Investigation of the Assassination of Martin Luther King, Jr, Hearings Before the Select Committee on Assassinations of the U.S. House of Representatives, Ninety-fifth Congress, Second Session, By United States. Congress. House. Select Committee on Assassinations, James Earl Ray, 1979 [Google Books].
James Earl Ray St. Louis Connections, St. Louis City Talk, April 4, 2020.
JFK Assassination Records, Findings on Martin Luther King, Jr. Assassination, National Archives.
Tim O’Neil, How the feds discovered that Martin Luther King's killer was a small-time St. Louis robber, St. Louis Post-Dispatch April 22, 2022.
W. Pate McMichael, The Plot to Kill a King, St. Louis Magazine, September 19, 2009.
Phillip F Nelson, Who Really Killed Martin Luther King Jr? The Case Against Lyndon B. Johnson and J. Edgar Hoover, 2018.
John L Ray and Lyndon Barsten, Truth at Last: The Untold Story Behind James Earl Ray and the Assassination of Martin Luther King, Jr. Lyons Press, 2008.
Report by a Missouri Man Suggests Plotters Sought Murder of Dr. King, The New York Times, July 26, 1978.
C. D. Stelzer, A deep dive into the 1978 House Committee on Assassinations’ conspiracy theory on the murder of the Rev. Martin Luther King Jr., STL Reporter (originally published in The Riverfront Times, April 8, 1992).
St. Louis Post-Dispatch, including:
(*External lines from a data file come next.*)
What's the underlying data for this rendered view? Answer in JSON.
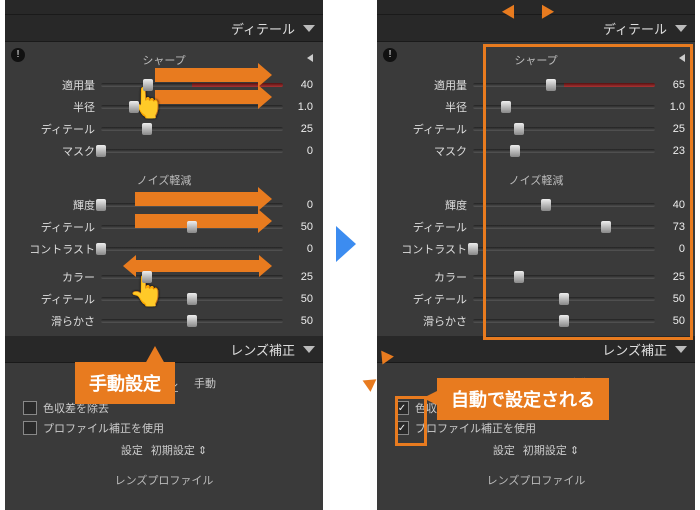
{
  "headers": {
    "detail": "ディテール",
    "lens": "レンズ補正"
  },
  "groups": {
    "sharpen": "シャープ",
    "noise": "ノイズ軽減"
  },
  "labels": {
    "amount": "適用量",
    "radius": "半径",
    "detail": "ディテール",
    "mask": "マスク",
    "luminance": "輝度",
    "contrast": "コントラスト",
    "color": "カラー",
    "smooth": "滑らかさ"
  },
  "left": {
    "sharpen": {
      "amount": "40",
      "radius": "1.0",
      "detail": "25",
      "mask": "0"
    },
    "noise": {
      "luminance": "0",
      "n_detail": "50",
      "contrast": "0",
      "color": "25",
      "c_detail": "50",
      "smooth": "50"
    }
  },
  "right": {
    "sharpen": {
      "amount": "65",
      "radius": "1.0",
      "detail": "25",
      "mask": "23"
    },
    "noise": {
      "luminance": "40",
      "n_detail": "73",
      "contrast": "0",
      "color": "25",
      "c_detail": "50",
      "smooth": "50"
    }
  },
  "lens": {
    "tab_profile": "プロファイル",
    "tab_manual": "手動",
    "chk_chroma": "色収差を除去",
    "chk_profile": "プロファイル補正を使用",
    "settings_label": "設定",
    "settings_value": "初期設定",
    "lens_profile": "レンズプロファイル"
  },
  "callouts": {
    "manual": "手動設定",
    "auto": "自動で設定される"
  }
}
November 17, 1978
November 30, 1978
July 17, 1979
April 4, 1993
April 22, 2022
White Citizen Councils, The Martin Luther King, Jr. Research and Education Institute at Stanford.
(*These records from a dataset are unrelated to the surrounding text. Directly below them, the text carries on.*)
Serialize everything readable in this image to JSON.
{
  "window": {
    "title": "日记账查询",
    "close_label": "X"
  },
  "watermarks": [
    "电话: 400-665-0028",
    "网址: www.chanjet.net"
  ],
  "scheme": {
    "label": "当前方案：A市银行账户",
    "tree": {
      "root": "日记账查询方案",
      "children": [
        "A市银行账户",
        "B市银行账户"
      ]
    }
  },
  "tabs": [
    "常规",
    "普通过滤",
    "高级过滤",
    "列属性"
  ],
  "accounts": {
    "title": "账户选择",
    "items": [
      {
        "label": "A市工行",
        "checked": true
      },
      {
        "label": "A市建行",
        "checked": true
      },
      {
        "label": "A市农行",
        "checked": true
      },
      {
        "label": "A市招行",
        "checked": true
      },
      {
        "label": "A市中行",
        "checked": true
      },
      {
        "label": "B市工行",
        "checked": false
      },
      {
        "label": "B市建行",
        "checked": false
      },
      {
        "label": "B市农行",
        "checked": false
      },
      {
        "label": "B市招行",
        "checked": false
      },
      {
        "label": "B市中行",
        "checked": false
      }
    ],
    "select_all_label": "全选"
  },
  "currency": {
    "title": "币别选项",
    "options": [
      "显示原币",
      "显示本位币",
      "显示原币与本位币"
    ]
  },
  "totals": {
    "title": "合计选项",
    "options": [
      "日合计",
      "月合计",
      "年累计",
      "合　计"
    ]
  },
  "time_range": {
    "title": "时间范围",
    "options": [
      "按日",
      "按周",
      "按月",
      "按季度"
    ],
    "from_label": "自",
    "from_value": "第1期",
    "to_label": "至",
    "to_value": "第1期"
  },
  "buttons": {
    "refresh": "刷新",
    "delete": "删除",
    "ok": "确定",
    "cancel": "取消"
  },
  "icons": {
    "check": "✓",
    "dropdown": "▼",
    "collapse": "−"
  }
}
Harold Weisberg, Frame-Up: The Martin Luther King-James Earl Ray Case, 1971